One of my odd hobbies in historical research is wandering the strange hinterlands of episcopi vagantes on the Internet. I think I first became interested in the phenomenon as I studied Abp. Aftimios Ofiesh (as previously mentioned, the subject of my M.Div. thesis). When I first encountered Aftimios’s name, it was in some offhand remark about his being an episcopus vagans himself. I later discovered that not to be true, that he had effectively retired when he got married in 1933. But right near the end of his ministry, he consecrated one William Albert Nichols as Bp. Ignatius, who almost immediately went vagans and started consecrating people left and right. It is Ignatius who is the real culprit in the ever-stretching family tree of episcopi vagantes. He does, however, have the fascinating distinction of being the first convert consecrated an Orthodox bishop in America (though he left the Church soon after). (And he also started the group that in 1959 found its way into the Antiochian Archdiocese as the Antiochian Western Rite Vicariate.)
Aftimios also consecrated Sophronios Beshara (who, incidentally, is buried in the same grave as St. Raphael, though the stone gets his death year wrong—it’s actually 1934). Sophronius, it turns out, was one of the consecrators (along with Theophan Noli) of Christopher Contogeorge, who gave the Greek Archdiocese many headaches around the middle of the 20th century, and may have had some sort of status as an exarch for the Patriarchate of Alexandria. (That, my friends, is a story for another day.) Contogeorge went into communion with the Living Church for a bit (as had Ignatius some time before), consecrating Nicholas Kedrovsky (son of John Kedrovsky) to the episcopacy.
Kedrovsky eventually consecrated a man named Joachim Souris, who himself consecrated a Ukrainian immigrant named Walter Myron Propheta (regarding whom I have a number of notes-to-self to look into). Propheta was a powerhouse when it came to consecrations and is looked upon as something of a saint by many in the episcopi vagantes world. He eventually consecrated a gent named John Christian, who consecrated a fellow named Richard Morrill. (Don’t get too confused here—these sort of consecration lists account for nearly 90% of the information on the websites of episcopi vagantes.)
Now, all of this would probably be of little real interest to serious Orthodox Christians interested in historical research, except perhaps (as it is for me) as a hobby. But perhaps there is some whimsical weirdness deep within you which might find it fascinating that Morrill (who was rather flamboyant in his consecrating habits and went by “Patriarch Mar Apriam I”) in 1977 married a couple named Mike and Carolyn. In 1982, he consecrated Mike to the episcopacy. Mike’s last name? Warnke. In 1982, Warnke founded a religious body known as the Holy Orthodox Catholic Church in Kentucky, Inc.

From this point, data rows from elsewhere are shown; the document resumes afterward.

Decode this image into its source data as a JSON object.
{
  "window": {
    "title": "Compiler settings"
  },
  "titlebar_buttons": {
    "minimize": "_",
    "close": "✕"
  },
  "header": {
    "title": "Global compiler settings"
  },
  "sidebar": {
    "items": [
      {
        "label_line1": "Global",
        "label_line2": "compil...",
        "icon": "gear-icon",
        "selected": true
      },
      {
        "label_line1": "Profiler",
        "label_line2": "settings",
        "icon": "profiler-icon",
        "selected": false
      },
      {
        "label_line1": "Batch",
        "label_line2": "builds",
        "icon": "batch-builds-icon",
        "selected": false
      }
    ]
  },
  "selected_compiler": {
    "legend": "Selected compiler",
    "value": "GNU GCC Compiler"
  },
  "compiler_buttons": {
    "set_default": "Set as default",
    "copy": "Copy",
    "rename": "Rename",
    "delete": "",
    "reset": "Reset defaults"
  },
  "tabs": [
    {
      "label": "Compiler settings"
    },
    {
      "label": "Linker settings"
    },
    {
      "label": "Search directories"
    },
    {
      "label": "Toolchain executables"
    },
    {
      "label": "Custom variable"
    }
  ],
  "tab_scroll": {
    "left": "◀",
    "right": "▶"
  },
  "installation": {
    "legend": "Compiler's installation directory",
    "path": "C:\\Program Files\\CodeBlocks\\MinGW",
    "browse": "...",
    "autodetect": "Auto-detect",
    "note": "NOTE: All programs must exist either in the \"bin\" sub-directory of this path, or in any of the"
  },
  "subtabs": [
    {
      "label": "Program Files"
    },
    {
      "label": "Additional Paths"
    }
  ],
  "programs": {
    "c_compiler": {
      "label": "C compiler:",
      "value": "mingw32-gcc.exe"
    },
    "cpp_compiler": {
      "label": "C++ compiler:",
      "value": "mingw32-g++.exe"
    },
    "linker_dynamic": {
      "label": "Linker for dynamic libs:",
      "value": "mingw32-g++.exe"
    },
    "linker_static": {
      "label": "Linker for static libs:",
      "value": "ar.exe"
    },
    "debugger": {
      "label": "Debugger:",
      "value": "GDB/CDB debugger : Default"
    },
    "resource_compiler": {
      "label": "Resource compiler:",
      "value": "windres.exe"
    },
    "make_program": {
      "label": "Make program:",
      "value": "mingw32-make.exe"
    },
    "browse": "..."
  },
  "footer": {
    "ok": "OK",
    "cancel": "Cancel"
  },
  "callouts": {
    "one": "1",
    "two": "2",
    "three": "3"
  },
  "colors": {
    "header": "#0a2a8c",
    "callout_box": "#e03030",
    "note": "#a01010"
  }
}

Former Evangelicals like me probably instantly recognize the name Mike Warnke, renowned 1980s Evangelical comedian who claimed to have been a Satanist high priest and made a lot of money making that claim. His celebrity empire came crashing down around his ears after a major exposé was published on him by Cornerstone magazine in 1992. Before that happened, he had quite a lucrative career doing comedy tours, books (including his most famous, The Satan Seller), and tape recordings of his comedy. My family traveled a lot when I was a kid (my parents are missionaries), and we would listen to his tapes in the car. He’s still going strong, it seems, though with a drastically diminished audience and a festive new title (“Bishop Abbot”) and snazzy outfit.
And that’s how the tape deck from my ’80s childhood roadtrips linked up with my Orthodox M.Div. thesis.